It has been almost nine years since the last U.S. bear market, as defined by a 20 percent or more decline in the S&P 500 Index. That’s the second-longest stretch without one since 1928, according to Yardeni Research Inc. Only the period from December 1987 to March 2000 was longer.
That’s a long time for questions to pile up that can only be answered by the next downturn. Here are some of the most burning ones:
What’s a reasonable price for U.S. stocks? The price-to-earnings ratio of the S&P 500 is 23.7 as of Wednesday, based on 12-month trailing earnings. That’s more than 50 percent higher than the average P/E ratio of 15.7 since 1871, according to data compiled by Yale professor Robert Shiller.
That seems concerning, but valuations have been stubbornly high for two decades. The P/E ratio has averaged 26.4 since 1998, or 11 percent higher than it is now. It dipped below its long-term average of 15.7 in only 5 percent of months during the last 20 years, all of them between 2010 and 2012.
It’s comforting to conclude that the average P/E ratio over last two decades better reflects the market’s fair value, but that conclusion has problems. For one thing, looking at just the two most recent decades in 150 years of data reeks of, well, recency bias. And it doesn’t help that those two decades include two historic asset bubbles.
Also, a fair value P/E ratio of 15 makes more sense. It implies a real earnings yield of 6.7 percent, which closely approximates the S&P 500’s real return of 7.3 percent annually since 1926, the earliest year for which returns are available.
Who needs diversification? Investors have soured on non-U.S. stocks. The S&P 500 beat the World ex USA index — a collection of stocks in developed countries outside the U.S. — by 5.9 percentage points annually from 2009 to 2017, including dividends, and the MSCI Emerging Markets index by 4 percentage points.
It wasn’t like this during the previous bull market. The World ex USA index outpaced the S&P 500 by 9.8 percentage points annually from 2003 to 2007, while the Emerging Markets index beat the S&P 500 by 24.6 percentage points.
But non-U.S. stocks burned investors during the financial crisis. The World ex USA index and the Emerging Markets index returned a negative 56.3 percent and 61.4 percent, respectively, from October 2007 to February 2009, while the S&P 500 was down 50.9 percent. And they didn’t hold up any better during the previous downturn. The S&P 500 returned a negative 43.8 percent from March 2000 to September 2002 while the World ex USA index and the Emerging Markets index were down 46 percent and 43.5 percent, respectively.
Those are the only two U.S. bear markets since 1988, the earliest year for which returns are available for the Emerging Markets index, so the evidence is scant. But if the next U.S. bear market infects global stocks, it will reinforce many investors’ view that global diversification is little help when it’s needed most.
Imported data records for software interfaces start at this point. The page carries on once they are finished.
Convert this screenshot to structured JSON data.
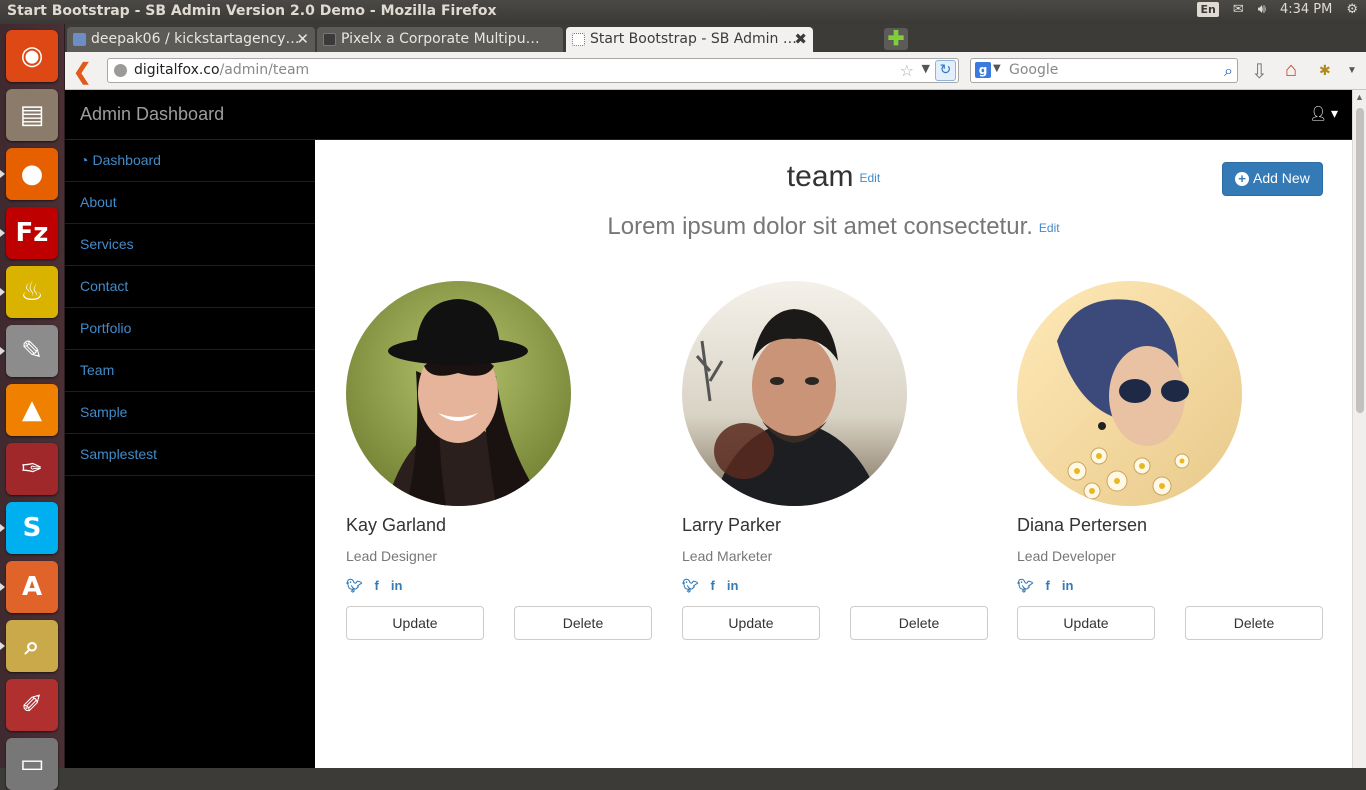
{
  "os_panel": {
    "window_title": "Start Bootstrap - SB Admin Version 2.0 Demo - Mozilla Firefox",
    "keyboard_layout": "En",
    "clock": "4:34 PM"
  },
  "launcher": {
    "items": [
      {
        "name": "ubuntu-home-icon",
        "glyph": "◉",
        "color": "#dd4814"
      },
      {
        "name": "files-icon",
        "glyph": "▤",
        "color": "#8a7b6a"
      },
      {
        "name": "firefox-icon",
        "glyph": "●",
        "color": "#e66000"
      },
      {
        "name": "filezilla-icon",
        "glyph": "Fz",
        "color": "#bf0000"
      },
      {
        "name": "teapot-icon",
        "glyph": "♨",
        "color": "#d9b300"
      },
      {
        "name": "settings-window-icon",
        "glyph": "✎",
        "color": "#8c8c8c"
      },
      {
        "name": "vlc-icon",
        "glyph": "▲",
        "color": "#f08000"
      },
      {
        "name": "color-picker-icon",
        "glyph": "✑",
        "color": "#a0282a"
      },
      {
        "name": "skype-icon",
        "glyph": "S",
        "color": "#00aff0"
      },
      {
        "name": "software-center-icon",
        "glyph": "A",
        "color": "#e0642a"
      },
      {
        "name": "image-viewer-icon",
        "glyph": "⌕",
        "color": "#c9a94a"
      },
      {
        "name": "paint-icon",
        "glyph": "✐",
        "color": "#b03030"
      },
      {
        "name": "trash-icon",
        "glyph": "▭",
        "color": "#777777"
      }
    ]
  },
  "browser": {
    "tabs": [
      {
        "label": "deepak06 / kickstartagency…",
        "active": false
      },
      {
        "label": "Pixelx a Corporate Multipu…",
        "active": false
      },
      {
        "label": "Start Bootstrap - SB Admin …",
        "active": true
      }
    ],
    "url_host": "digitalfox.co",
    "url_path": "/admin/team",
    "search_placeholder": "Google",
    "search_engine_badge": "g"
  },
  "admin": {
    "brand": "Admin Dashboard",
    "sidebar": [
      {
        "label": "Dashboard"
      },
      {
        "label": "About"
      },
      {
        "label": "Services"
      },
      {
        "label": "Contact"
      },
      {
        "label": "Portfolio"
      },
      {
        "label": "Team"
      },
      {
        "label": "Sample"
      },
      {
        "label": "Samplestest"
      }
    ],
    "page_title": "team",
    "page_subtitle": "Lorem ipsum dolor sit amet consectetur.",
    "edit_label": "Edit",
    "add_new_label": "Add New",
    "update_label": "Update",
    "delete_label": "Delete",
    "accent_color": "#337ab7",
    "team": [
      {
        "name": "Kay Garland",
        "role": "Lead Designer"
      },
      {
        "name": "Larry Parker",
        "role": "Lead Marketer"
      },
      {
        "name": "Diana Pertersen",
        "role": "Lead Developer"
      }
    ]
  }
}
Will investors behave? Investors have a reputation for making ill-timed moves, but they’re not as active as they used to be. According to Broadridge, which tracks data from 80,000 funds globally, index mutual funds and ETFs manage $6.8 trillion as of the end of 2017. That’s 35 percent of all fund assets, up from $1.2 trillion, or 19 percent of fund assets, in 2008.
There are reasons to think investors’ fondness for index funds will translate into better behavior during the next bear market. The Vanguard 500 Index Fund, for example, returned 8.4 percent annually over the last 10 years through December, but investors captured only 4 percent of it, according to Morningstar data. The financial crisis scared many of them off, and they weren’t quick to return.
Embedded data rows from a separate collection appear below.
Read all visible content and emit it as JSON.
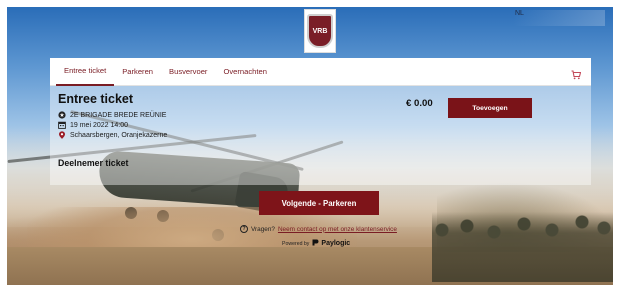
{
  "header": {
    "logo_text": "VRB",
    "language": "NL"
  },
  "tabs": [
    {
      "label": "Entree ticket",
      "active": true
    },
    {
      "label": "Parkeren",
      "active": false
    },
    {
      "label": "Busvervoer",
      "active": false
    },
    {
      "label": "Overnachten",
      "active": false
    }
  ],
  "event": {
    "title": "Entree ticket",
    "name": "2E BRIGADE BREDE REÜNIE",
    "datetime": "19 mei 2022 14:00",
    "location": "Schaarsbergen, Oranjekazerne"
  },
  "ticket": {
    "label": "Deelnemer ticket",
    "price": "€ 0.00",
    "add_label": "Toevoegen"
  },
  "next_label": "Volgende - Parkeren",
  "help": {
    "question": "Vragen?",
    "link": "Neem contact op met onze klantenservice"
  },
  "powered": {
    "prefix": "Powered by",
    "brand": "Paylogic"
  },
  "colors": {
    "accent": "#7a1318"
  },
  "icons": {
    "cart": "cart-icon",
    "event": "star-circle-icon",
    "date": "calendar-icon",
    "location": "map-pin-icon",
    "help": "question-circle-icon",
    "brand": "paylogic-logo-icon"
  }
}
Investors have fared better in recent years. The 500 Index Fund returned 15.6 percent annually over the last five years, while investors collected a return of 16.1 percent. It’s obviously easier to hang on during a bull run. The next downturn will reveal just how passive investors have become.
Is there any value in value investing? Value stocks have a reputation for falling apart during bear markets, but it’s not that simple. Yes, value stocks have declined more than growth stocks during brutal economic downturns, such as the Great Depression and Great Recession.
But they also held up better when investors snubbed them for growth stocks. The bear market that followed the Nifty Fifty craze in 1973-1974 and the one that popped the dot-com bubble in 2000-2002 are two examples.
It’s impossible to know how painful the next downturn will be, but it’s clear that investors have little interest in value stocks. Which means they may shine again during the next bear market.
Is there any hedge in hedge funds? Long-short hedge funds have badly lagged the S&P 500 over the last nine years, but their shorts should pay off during the next bear market. Or more accurately, they better.
Investors would do well to let go of their preconceptions. The next bear market is likely to come along and shake them up.
Source: Bloomberg Gadfly, https://bloom.bg/2DI2mAv